To understand how the richness of the mammal kingdom has changed we need a metric that captures a range of different animals and is comparable over ti
To understand how the richness of the mammal kingdom has changed we need a metric that captures a range of different animals and is comparable over time. We could look at their abundance – the number of individuals we have – but this is not ideal. We would be counting every species equally, from a mouse to an elephant and this metric would therefore an ecosystem taken over by the smallest mammals look much richer than one in which bigger mammals roam: if the world’s mouse populations multiplied and multiplied – maybe even to the detriment of other animals – then this abundance metric might suggest that these ecosystems were thriving.
Instead, ecologists often use the metric biomass. This means that each animal is measured in tonnes of carbon, the fundamental building block of life.1 Biomass gives us a measure of the total biological productivity of an ecosystem. It also gives more weight to larger animals at higher levels of the ecological ‘pyramid’: these rely on well-functioning bases below them.

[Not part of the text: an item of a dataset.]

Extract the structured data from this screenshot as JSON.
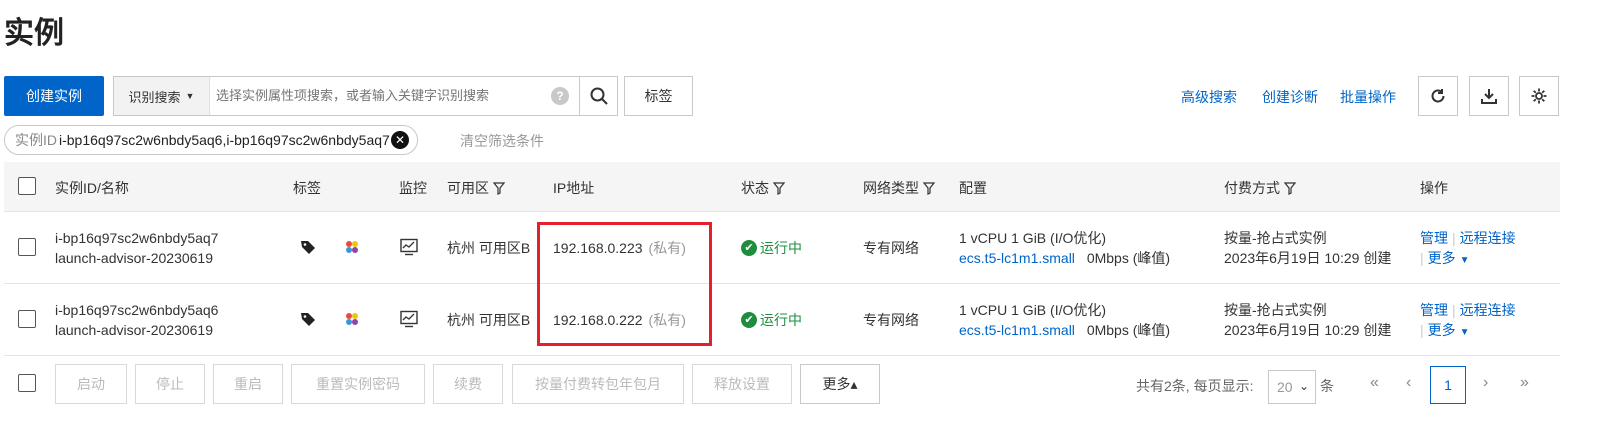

I have reconstructed the long-term estimates of mammal terrestrial biomass from 100,000 BC through to today from various scientific sources.2 This means biomass from marine mammals – mainly whales – is not included. The story of whaling is an important one that I cover separately here. This change in wild land mammals is shown in the chart. When I say ‘wild mammals’ from this point, I’m talking about our metric of biomass.
If we go back to around 100,000 years ago – a time when there were very few early humans and only in Africa – all of the wild land mammals on Earth summed up to around 20 million tonnes of carbon. This is shown as the first column in the chart. The mammoths, and European lions, and ground sloths were all part of this.
By around 10,000 years ago we see a huge decline of wild mammals. This is shown in the second column. It’s hard to give a precise estimate of the size of these losses millennia ago, but they were large: likely in the range of 25% to 50%.3
It wasn’t just that we lost a lot of mammals. It was almost exclusively the world’s largest mammals that vanished. This big decline of mammals is referred to as the Quaternary Megafauna Extinction (QME). The QME led to the extinction of more than 178 of the world’s large mammals (‘megafauna’).
Many researchers have grappled with the question of what caused the QME. Most evidence now points towards humans as the primary driver.4 I look at this evidence in much more detail in a related article. Most of this human impact came through hunting. There might also have been smaller local impacts through fire and other changes to natural landscapes. You can trace the timing of mammal extinctions by following human expansion across the world’s continents. When our ancestors arrived in Europe the European megafauna went extinct; when they arrived in North America the mammoths went extinct; then down to South America, the same.
What’s most shocking is how few humans were responsible for this large-scale destruction of wildlife. There were likely fewer than 5 million people in the world.5 Around half the population of London today.6
A global population half the size of London helped drive tens to hundreds of the world’s largest mammals to extinction. The per capita impact of our hunter-gatherer ancestors was huge.
The romantic idea that our hunter-gatherer ancestors lived in harmony with nature is deeply flawed. Humans have never been ‘in balance’ with nature. Trace the footsteps of these tiny populations of the past and you will find extinction after extinction after extinction.